Nairobi — Kenyan start-up MESH, the country’s first online community for young entrepreneurs in the informal economy, has reached 150,000 members.
Launched to mass market in November 2021, MESH connects young entrepreneurs and small business owners to vital networks, tailored training content, and for the first time, access to opportunities and services in the formal economy.
This new growth milestone follows a one-year partnership with Mastercard Strive Community, a philanthropic program of the Mastercard Center for Inclusive Growth and Caribou Digital, which provided early stage grant funding and technical support to develop and scale MESH.
With additional early stage investment from Shujaaz Inc and funding from TRANSFORM, MESH was founded with a mission to unlock the potential of the informal economy in Kenya, which, it’s estimated, is where 41% of the country’s GDP is generated.
New research also shows that 95% of young Kenyans work in the country’s informal sector, with 15-24-year-olds adding USD 520 million to the Kenyan economy every month.
But young entrepreneurs in the informal sector face significant barriers to growth. Often loans, services and work opportunities in the formal economy are out of reach, their networks are limited to family and friends, and they don’t have access to the relevant tools and training they need to start up and scale up their businesses.
Meanwhile, major corporations – from multinational fast-moving consumer goods companies (FMCGs) to telecommunications providers and financial institutions – say they are struggling to reach this sizeable consumer market and tap into the potential of these entrepreneurs.
With the backing of its early stage supporters, including Mastercard Strive Community, MESH is changing things by challenging traditional conceptions around employment and redefining what the future of work looks like in economies like Kenya’s.
“The early stage grant funding and support of Strive Community has been instrumental in enabling us to build, start up and scale MESH. We’re so proud that MESH is now connecting 150,000 young entrepreneurs to each other – and for the first time, to valuable gig work and training opportunities with our growing community of commercial partners,” Anuj Tanna, Co-Founder and CEO of MESH, said.
“In particular, the partnership with Strive Community has been instrumental in helping us to refine, test and scale our innovative learning models that are enabling thousands of small business owners to build the real-world skills they need to thrive.”
The funding from Mastercard’s Strive Community has supported MESH in testing, designing and scaling its innovative training model, enabling young people to learn in bite-sized, peer-led, digital-first formats – in their own language and on their own terms.
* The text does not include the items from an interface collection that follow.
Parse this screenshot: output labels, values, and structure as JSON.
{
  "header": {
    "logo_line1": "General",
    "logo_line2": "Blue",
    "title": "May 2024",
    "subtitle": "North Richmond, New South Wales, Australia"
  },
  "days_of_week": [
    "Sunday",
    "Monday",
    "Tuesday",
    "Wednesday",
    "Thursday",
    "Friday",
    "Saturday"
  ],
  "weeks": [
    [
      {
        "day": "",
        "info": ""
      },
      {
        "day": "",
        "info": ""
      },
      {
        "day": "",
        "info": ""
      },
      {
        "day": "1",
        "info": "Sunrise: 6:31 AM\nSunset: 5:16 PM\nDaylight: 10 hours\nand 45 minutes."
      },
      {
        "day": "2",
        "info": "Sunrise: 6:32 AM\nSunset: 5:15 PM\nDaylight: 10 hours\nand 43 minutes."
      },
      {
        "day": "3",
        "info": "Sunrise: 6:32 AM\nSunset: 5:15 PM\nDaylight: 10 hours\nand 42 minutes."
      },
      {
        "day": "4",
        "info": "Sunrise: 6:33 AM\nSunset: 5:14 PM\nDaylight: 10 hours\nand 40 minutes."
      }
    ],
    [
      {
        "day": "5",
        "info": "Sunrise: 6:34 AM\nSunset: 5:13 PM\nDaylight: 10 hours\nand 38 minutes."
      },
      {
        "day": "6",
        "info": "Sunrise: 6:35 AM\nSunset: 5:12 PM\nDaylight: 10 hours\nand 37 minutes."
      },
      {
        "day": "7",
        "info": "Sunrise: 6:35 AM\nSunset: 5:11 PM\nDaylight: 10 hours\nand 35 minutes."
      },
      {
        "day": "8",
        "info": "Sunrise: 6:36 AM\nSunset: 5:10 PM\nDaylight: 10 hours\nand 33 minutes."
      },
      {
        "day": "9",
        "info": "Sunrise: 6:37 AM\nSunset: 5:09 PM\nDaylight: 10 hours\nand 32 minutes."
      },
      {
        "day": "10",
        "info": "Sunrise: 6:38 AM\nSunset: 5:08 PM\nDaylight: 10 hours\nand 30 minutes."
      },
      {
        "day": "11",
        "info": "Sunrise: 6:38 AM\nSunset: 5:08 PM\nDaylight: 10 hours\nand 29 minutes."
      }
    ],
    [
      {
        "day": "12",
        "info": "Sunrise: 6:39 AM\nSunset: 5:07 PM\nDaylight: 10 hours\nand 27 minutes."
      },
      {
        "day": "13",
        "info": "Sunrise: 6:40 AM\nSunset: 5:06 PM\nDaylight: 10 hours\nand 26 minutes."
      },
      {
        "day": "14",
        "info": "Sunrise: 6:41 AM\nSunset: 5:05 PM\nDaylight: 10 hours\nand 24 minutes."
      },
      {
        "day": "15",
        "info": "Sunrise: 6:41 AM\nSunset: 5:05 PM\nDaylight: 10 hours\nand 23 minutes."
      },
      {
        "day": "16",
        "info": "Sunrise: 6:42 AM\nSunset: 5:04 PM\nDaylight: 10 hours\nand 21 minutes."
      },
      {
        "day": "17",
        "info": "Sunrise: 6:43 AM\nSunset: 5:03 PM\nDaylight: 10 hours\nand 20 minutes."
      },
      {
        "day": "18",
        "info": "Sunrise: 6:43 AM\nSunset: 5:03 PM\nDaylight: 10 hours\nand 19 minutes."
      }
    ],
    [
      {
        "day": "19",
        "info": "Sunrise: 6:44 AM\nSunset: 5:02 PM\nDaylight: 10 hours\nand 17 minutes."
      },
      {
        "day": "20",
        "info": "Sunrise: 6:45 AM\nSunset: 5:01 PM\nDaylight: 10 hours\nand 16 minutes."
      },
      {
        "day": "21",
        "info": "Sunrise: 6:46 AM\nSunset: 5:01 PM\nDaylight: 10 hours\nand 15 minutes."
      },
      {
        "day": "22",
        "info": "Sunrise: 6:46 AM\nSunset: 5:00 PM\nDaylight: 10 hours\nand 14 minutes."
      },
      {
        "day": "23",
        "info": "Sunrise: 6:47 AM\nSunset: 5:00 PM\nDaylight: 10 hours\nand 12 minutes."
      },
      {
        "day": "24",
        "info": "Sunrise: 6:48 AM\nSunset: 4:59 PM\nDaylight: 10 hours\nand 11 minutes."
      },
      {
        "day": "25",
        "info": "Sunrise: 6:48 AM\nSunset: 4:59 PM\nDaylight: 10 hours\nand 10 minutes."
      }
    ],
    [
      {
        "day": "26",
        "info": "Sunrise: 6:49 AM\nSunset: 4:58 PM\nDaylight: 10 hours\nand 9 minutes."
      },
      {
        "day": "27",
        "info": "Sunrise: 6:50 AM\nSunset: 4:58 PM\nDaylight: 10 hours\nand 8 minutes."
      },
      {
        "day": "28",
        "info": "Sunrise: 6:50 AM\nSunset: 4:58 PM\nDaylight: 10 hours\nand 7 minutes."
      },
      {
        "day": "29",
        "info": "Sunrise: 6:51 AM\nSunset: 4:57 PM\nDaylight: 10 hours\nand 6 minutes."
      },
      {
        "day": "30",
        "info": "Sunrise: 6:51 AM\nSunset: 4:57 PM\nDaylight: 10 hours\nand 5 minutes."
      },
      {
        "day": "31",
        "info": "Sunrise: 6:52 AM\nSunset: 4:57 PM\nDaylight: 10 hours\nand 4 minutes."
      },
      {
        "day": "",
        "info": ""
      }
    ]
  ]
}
The skills programs available through the platform are also enabling MESHers to build their own digital ID and directly unlock new valuable work and services opportunities with MESH’s commercial partners.
“Facilitating access to networks for entrepreneurs is core to the work of Strive Community; the early success of our collaboration with MESH highlights the impact we can have when we combine this access to resources with the transformative power of digital technology,” Mastercard Center for Inclusive Growth Vice President of Social Impact, Strive Natasha Jamal said:
“The milestone MESH has achieved in reaching 150,000 entrepreneurs in Kenya is proof positive that we can bring life to economies across the globe by empowering small business owners with digital solutions that not only meet their needs, but help them make progress toward their biggest goals.”
MESH is also demonstrating sustainable demand for its product, as a range of commercial partners from multinational corporations to local start-ups join the platform to unlock direct access to the growing MESH community.